▸ Work request:
Each record must be output exactly and in full.

━━━━━━━━━━━━━━━━

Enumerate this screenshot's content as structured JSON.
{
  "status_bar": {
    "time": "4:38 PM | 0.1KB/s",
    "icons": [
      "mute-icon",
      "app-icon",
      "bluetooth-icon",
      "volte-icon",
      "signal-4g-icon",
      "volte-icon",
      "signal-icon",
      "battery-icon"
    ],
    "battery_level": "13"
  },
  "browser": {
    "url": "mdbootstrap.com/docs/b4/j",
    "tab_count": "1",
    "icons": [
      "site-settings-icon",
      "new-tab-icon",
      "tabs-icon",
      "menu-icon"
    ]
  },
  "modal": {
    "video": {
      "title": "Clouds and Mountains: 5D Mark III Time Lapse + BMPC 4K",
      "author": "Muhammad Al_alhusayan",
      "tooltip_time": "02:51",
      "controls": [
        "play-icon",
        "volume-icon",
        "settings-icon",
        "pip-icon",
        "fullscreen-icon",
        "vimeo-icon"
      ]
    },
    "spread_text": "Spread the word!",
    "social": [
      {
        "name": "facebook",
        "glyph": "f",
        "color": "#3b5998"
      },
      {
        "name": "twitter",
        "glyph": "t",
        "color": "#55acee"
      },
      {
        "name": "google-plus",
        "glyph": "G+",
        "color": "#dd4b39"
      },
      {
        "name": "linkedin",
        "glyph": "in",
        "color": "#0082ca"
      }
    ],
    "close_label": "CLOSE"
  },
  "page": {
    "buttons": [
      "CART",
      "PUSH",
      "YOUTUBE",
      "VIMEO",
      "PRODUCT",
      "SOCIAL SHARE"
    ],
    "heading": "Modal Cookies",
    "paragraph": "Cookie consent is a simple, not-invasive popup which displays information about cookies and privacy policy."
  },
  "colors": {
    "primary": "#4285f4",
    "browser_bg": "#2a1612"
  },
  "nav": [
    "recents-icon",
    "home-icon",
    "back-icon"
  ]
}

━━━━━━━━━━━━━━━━

▸ Response for this exercise:
Enumerate this screenshot's content as structured JSON.
{
  "status_bar": {
    "time": "4:38 PM | 0.1KB/s",
    "icons": [
      "mute-icon",
      "app-icon",
      "bluetooth-icon",
      "volte-icon",
      "signal-4g-icon",
      "volte-icon",
      "signal-icon",
      "battery-icon"
    ],
    "battery_level": "13"
  },
  "browser": {
    "url": "mdbootstrap.com/docs/b4/j",
    "tab_count": "1",
    "icons": [
      "site-settings-icon",
      "new-tab-icon",
      "tabs-icon",
      "menu-icon"
    ]
  },
  "modal": {
    "video": {
      "title": "Clouds and Mountains: 5D Mark III Time Lapse + BMPC 4K",
      "author": "Muhammad Al_alhusayan",
      "tooltip_time": "02:51",
      "controls": [
        "play-icon",
        "volume-icon",
        "settings-icon",
        "pip-icon",
        "fullscreen-icon",
        "vimeo-icon"
      ]
    },
    "spread_text": "Spread the word!",
    "social": [
      {
        "name": "facebook",
        "glyph": "f",
        "color": "#3b5998"
      },
      {
        "name": "twitter",
        "glyph": "t",
        "color": "#55acee"
      },
      {
        "name": "google-plus",
        "glyph": "G+",
        "color": "#dd4b39"
      },
      {
        "name": "linkedin",
        "glyph": "in",
        "color": "#0082ca"
      }
    ],
    "close_label": "CLOSE"
  },
  "page": {
    "buttons": [
      "CART",
      "PUSH",
      "YOUTUBE",
      "VIMEO",
      "PRODUCT",
      "SOCIAL SHARE"
    ],
    "heading": "Modal Cookies",
    "paragraph": "Cookie consent is a simple, not-invasive popup which displays information about cookies and privacy policy."
  },
  "colors": {
    "primary": "#4285f4",
    "browser_bg": "#2a1612"
  },
  "nav": [
    "recents-icon",
    "home-icon",
    "back-icon"
  ]
}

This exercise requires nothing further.